Psychological stress

Psychological stress refers to the emotional and physiological responses that individuals experience when they perceive a demand or threat that exceeds their ability to cope. It is a natural part of life and can arise from various sources, such as work pressures, relationship problems, financial difficulties, or major life events.

When faced with stress, the body undergoes a series of physiological changes as part of the "fight-or-flight" response. Hormones like cortisol and adrenaline are released, heart rate and blood pressure increase, and the senses become heightened. These changes prepare the body to respond to the perceived threat.

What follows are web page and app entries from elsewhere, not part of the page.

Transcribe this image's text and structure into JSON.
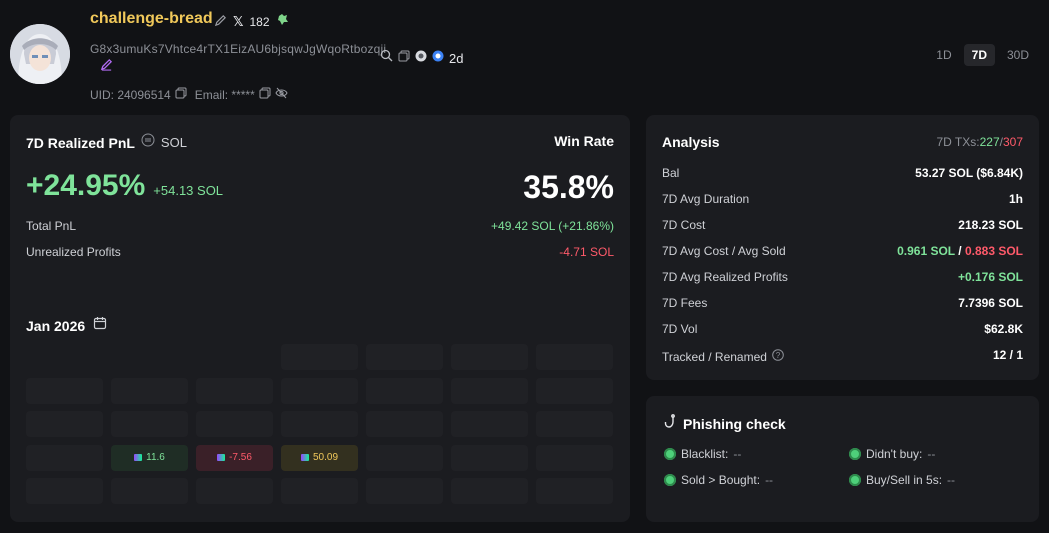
{
  "profile": {
    "name": "challenge-bread",
    "twitter_count": "182",
    "address": "G8x3umuKs7Vhtce4rTX1EizAU6bjsqwJgWqoRtbozqji",
    "age": "2d",
    "uid_label": "UID: 24096514",
    "email_label": "Email: *****"
  },
  "range_tabs": [
    "1D",
    "7D",
    "30D"
  ],
  "active_range": "7D",
  "pnl": {
    "title": "7D Realized PnL",
    "currency": "SOL",
    "percent": "+24.95%",
    "sol": "+54.13 SOL",
    "win_rate_label": "Win Rate",
    "win_rate": "35.8%",
    "rows": [
      {
        "label": "Total PnL",
        "value": "+49.42 SOL (+21.86%)",
        "tone": "green"
      },
      {
        "label": "Unrealized Profits",
        "value": "-4.71 SOL",
        "tone": "red"
      }
    ],
    "month": "Jan 2026",
    "calendar_values": [
      {
        "row": 3,
        "col": 1,
        "value": "11.6",
        "tone": "pos"
      },
      {
        "row": 3,
        "col": 2,
        "value": "-7.56",
        "tone": "neg"
      },
      {
        "row": 3,
        "col": 3,
        "value": "50.09",
        "tone": "gold"
      }
    ]
  },
  "analysis": {
    "title": "Analysis",
    "txs_label": "7D TXs:",
    "txs_buy": "227",
    "txs_sep": "/",
    "txs_sell": "307",
    "rows": [
      {
        "label": "Bal",
        "value": "53.27 SOL ($6.84K)"
      },
      {
        "label": "7D Avg Duration",
        "value": "1h"
      },
      {
        "label": "7D Cost",
        "value": "218.23 SOL"
      },
      {
        "label": "7D Avg Realized Profits",
        "value": "+0.176 SOL",
        "tone": "green"
      },
      {
        "label": "7D Fees",
        "value": "7.7396 SOL"
      },
      {
        "label": "7D Vol",
        "value": "$62.8K"
      },
      {
        "label": "Tracked / Renamed",
        "value": "12 / 1"
      }
    ],
    "avg_cost_label": "7D Avg Cost / Avg Sold",
    "avg_cost": "0.961 SOL",
    "avg_sep": "/",
    "avg_sold": "0.883 SOL"
  },
  "phishing": {
    "title": "Phishing check",
    "items": [
      {
        "label": "Blacklist:",
        "value": "--"
      },
      {
        "label": "Didn't buy:",
        "value": "--"
      },
      {
        "label": "Sold > Bought:",
        "value": "--"
      },
      {
        "label": "Buy/Sell in 5s:",
        "value": "--"
      }
    ]
  }
}
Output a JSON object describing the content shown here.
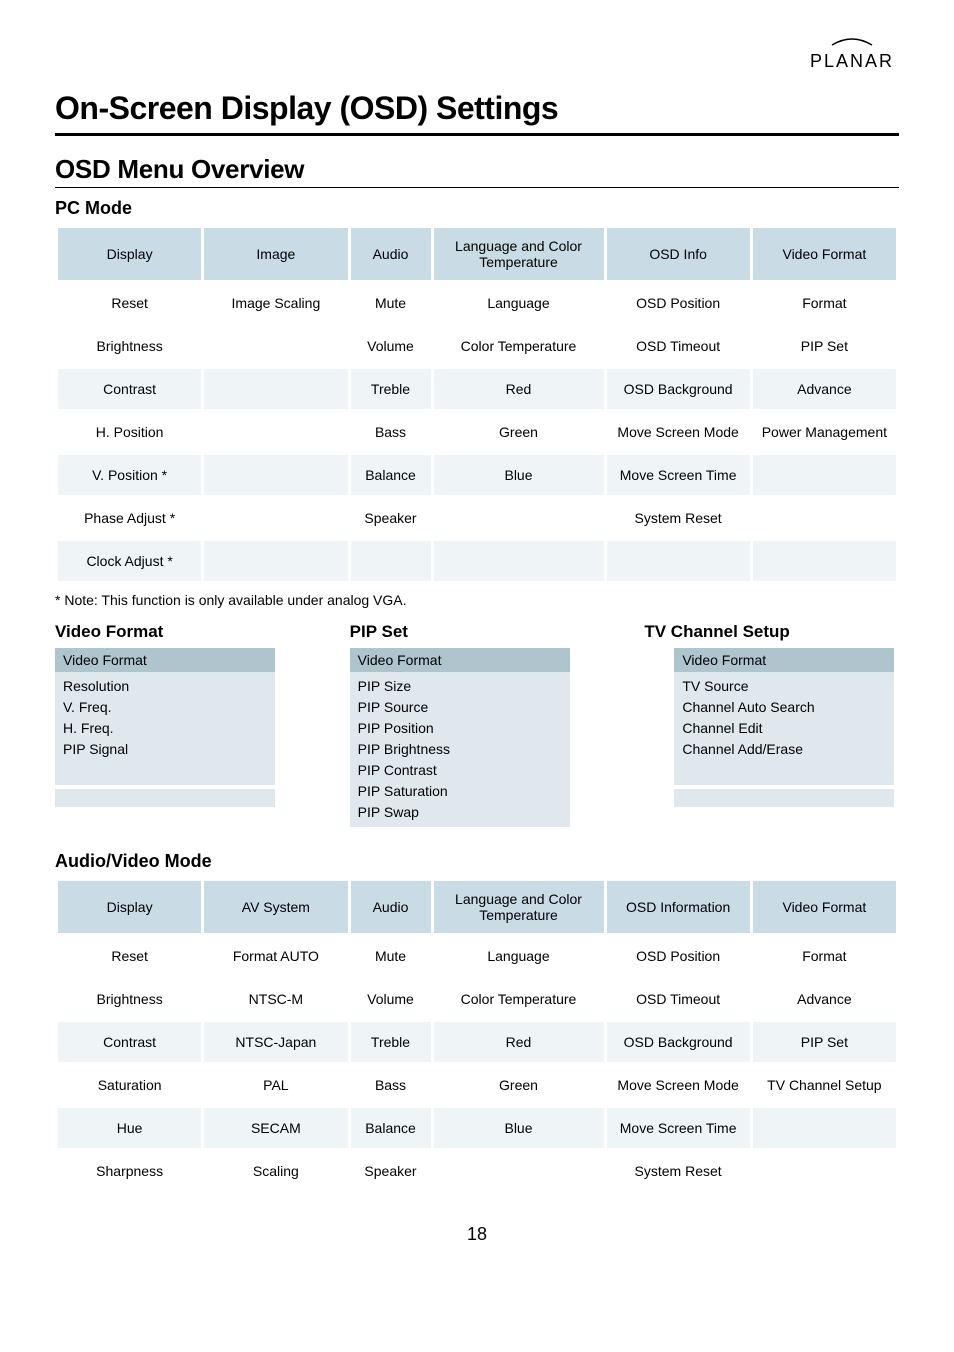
{
  "logo_text": "PLANAR",
  "main_title": "On-Screen Display (OSD) Settings",
  "section_title": "OSD Menu Overview",
  "pc_mode": {
    "title": "PC Mode",
    "headers": [
      "Display",
      "Image",
      "Audio",
      "Language and Color Temperature",
      "OSD Info",
      "Video Format"
    ],
    "rows": [
      [
        "Reset",
        "Image Scaling",
        "Mute",
        "Language",
        "OSD Position",
        "Format"
      ],
      [
        "Brightness",
        "",
        "Volume",
        "Color Temperature",
        "OSD Timeout",
        "PIP Set"
      ],
      [
        "Contrast",
        "",
        "Treble",
        "Red",
        "OSD Background",
        "Advance"
      ],
      [
        "H. Position",
        "",
        "Bass",
        "Green",
        "Move Screen Mode",
        "Power Management"
      ],
      [
        "V. Position *",
        "",
        "Balance",
        "Blue",
        "Move Screen Time",
        ""
      ],
      [
        "Phase Adjust *",
        "",
        "Speaker",
        "",
        "System Reset",
        ""
      ],
      [
        "Clock Adjust *",
        "",
        "",
        "",
        "",
        ""
      ]
    ]
  },
  "note": "* Note: This function is only available under analog VGA.",
  "video_format": {
    "title": "Video Format",
    "header": "Video Format",
    "items": [
      "Resolution",
      "V. Freq.",
      "H. Freq.",
      "PIP Signal"
    ]
  },
  "pip_set": {
    "title": "PIP Set",
    "header": "Video Format",
    "items": [
      "PIP Size",
      "PIP Source",
      "PIP Position",
      "PIP Brightness",
      "PIP Contrast",
      "PIP Saturation",
      "PIP Swap"
    ]
  },
  "tv_channel": {
    "title": "TV Channel Setup",
    "header": "Video Format",
    "items": [
      "TV Source",
      "Channel Auto Search",
      "Channel Edit",
      "Channel Add/Erase"
    ]
  },
  "av_mode": {
    "title": "Audio/Video Mode",
    "headers": [
      "Display",
      "AV System",
      "Audio",
      "Language and Color Temperature",
      "OSD Information",
      "Video Format"
    ],
    "rows": [
      [
        "Reset",
        "Format AUTO",
        "Mute",
        "Language",
        "OSD Position",
        "Format"
      ],
      [
        "Brightness",
        "NTSC-M",
        "Volume",
        "Color Temperature",
        "OSD Timeout",
        "Advance"
      ],
      [
        "Contrast",
        "NTSC-Japan",
        "Treble",
        "Red",
        "OSD Background",
        "PIP Set"
      ],
      [
        "Saturation",
        "PAL",
        "Bass",
        "Green",
        "Move Screen Mode",
        "TV Channel Setup"
      ],
      [
        "Hue",
        "SECAM",
        "Balance",
        "Blue",
        "Move Screen Time",
        ""
      ],
      [
        "Sharpness",
        "Scaling",
        "Speaker",
        "",
        "System Reset",
        ""
      ]
    ]
  },
  "page_number": "18"
}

While some levels of stress can be motivating and help individuals perform better, chronic or excessive stress can have detrimental effects on physical and mental health. Prolonged stress can lead to symptoms such as fatigue, irritability, sleep disturbances, difficulty concentrating, and a weakened immune system.

The impact of psychological stress varies from person to person, and individuals have different coping mechanisms. Some individuals may be more resilient and able to manage stress effectively, while others may be more susceptible to its negative effects. Factors such as genetics, upbringing, and life experiences can influence an individual's stress response.

Managing and reducing psychological stress is important for overall well-being. Various strategies can be employed to cope with stress and promote mental health. These include:

* Relaxation techniques: Engaging in activities such as deep breathing exercises, meditation, yoga, or mindfulness can help reduce stress and promote relaxation.

* Physical activity: Regular exercise releases endorphins, which are natural mood boosters. Engaging in physical activity can help reduce stress levels and improve overall well-being.

* Social support: Seeking support from family, friends, or support groups can provide a sense of comfort and help individuals cope with stress. Talking about feelings and concerns with trusted individuals can be beneficial.

* Time management: Prioritising tasks, setting realistic goals, and managing time effectively can help reduce stress related to work or daily responsibilities.

* Healthy lifestyle: Eating a balanced diet, getting enough sleep, and avoiding excessive alcohol or drug use can contribute to overall resilience and better stress management.

In cases where stress becomes overwhelming or persistent, seeking professional help from a mental health practitioner may be beneficial. They can provide guidance, support, and teach additional coping strategies to manage stress effectively.

Psychological stress